Parthenon in Athens Greece

Rhetoric by Aristotle

Humans are an interesting species, with each of us a totally unique combination of intellect & emotions as well as a blend of conscious and unconscious biases which helps determine our beliefs, inform our decisions, and drive most of our actions.

When we hear or read a story we tap into our complex humanity in an equally complex way as we decide whether the argument being presented is convincing, whether it resonates with us.

In the 4th century BC, Aristotle offered up his insights on the art of persuasion in what many consider the most important work on the topic when he crafted the ancient Greek treatise Rhetoric, which outlined three fundamental means of persuasion.

Male Female Statues at Fountain

Book I: Chapter 2

Of the modes of persuasion furnished by the spoken word there are three kinds. The first kind depends on the personal character of the speaker [ethos]; the second on putting the audience into a certain frame of mind [pathos]; the third on the proof, or apparent proof, provided by the words of the speech itself [logos].

This involves an interesting combination of the words spoken, the speaker’s physical appearance, their vocal qualities and even body movement, all of which must be in alignment to maximize impact.

Whether a storyteller is thought of as part of the audience’s social circles – income or educational level, race, gender, religion – is yet another factor related to whether a message is fully embraced.
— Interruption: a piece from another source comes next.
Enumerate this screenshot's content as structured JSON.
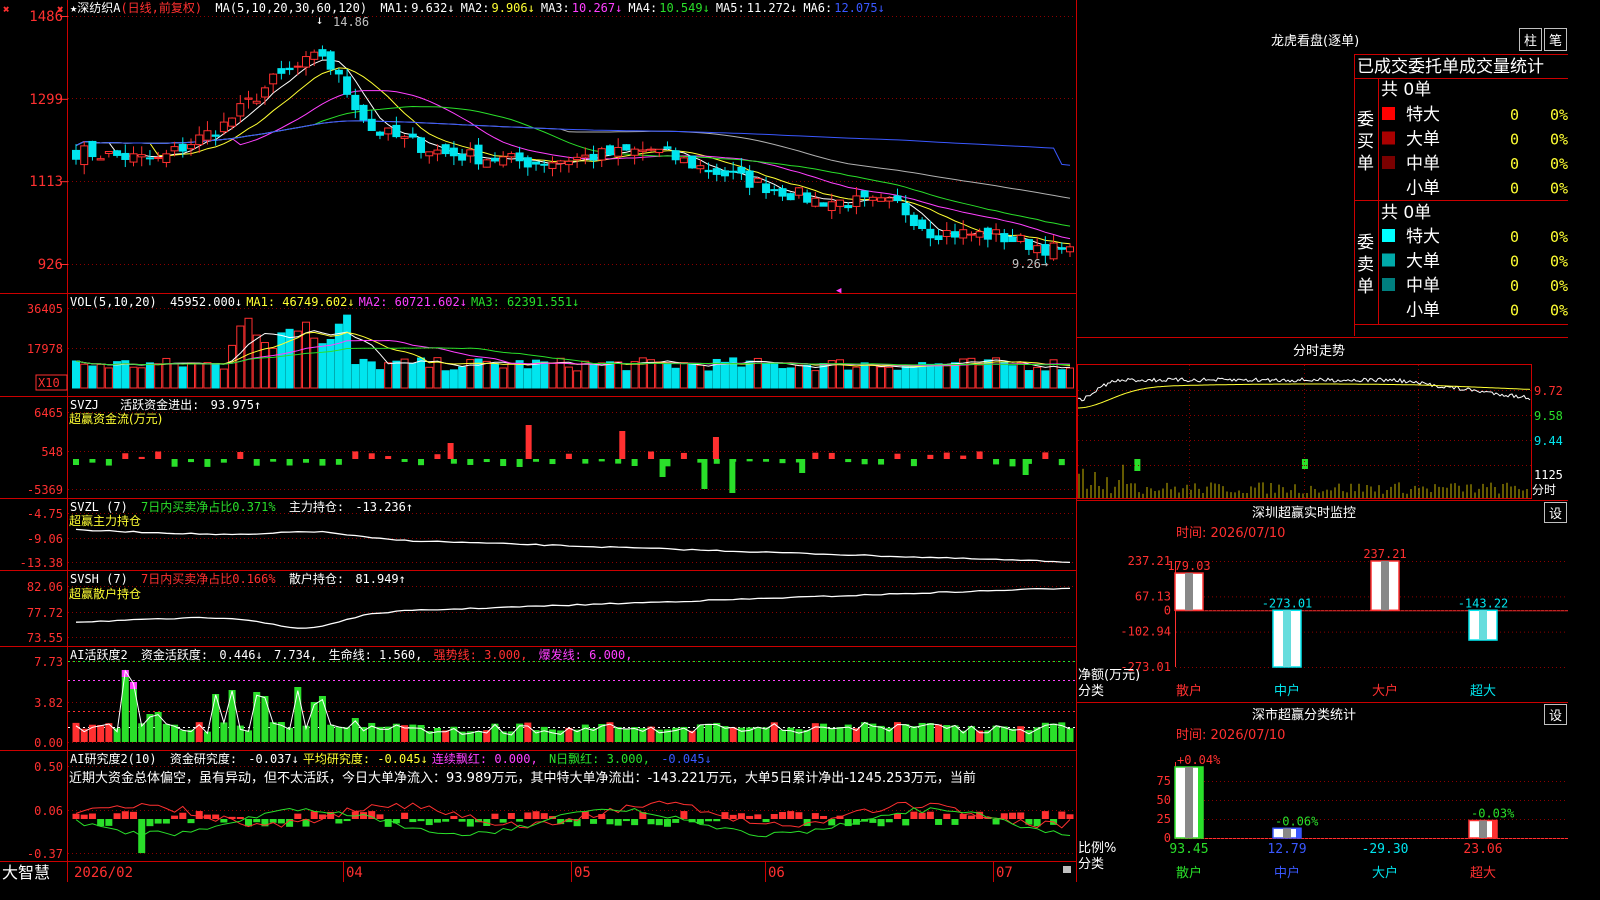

Black and White Sculpture

Three Pillars of Rhetoric

Ethos – the intent of the storyteller is to be accepted by the audience as credible and having good intentions. Does the audience believe in the storyteller, are you authentic and trustworthy?

Pathos – tapping into your audience from an emotional standpoint. Will your message, in some fundamental way, be heartfelt in a way that is in alignment with their values, their beliefs, and their morals?

Logos – Is there logic behind the argument that’s being made? Does the narrative, with its supporting facts and figures, make sense from an intellectual perspective when the story concludes?

Getting others to understand your viewpoint requires all three.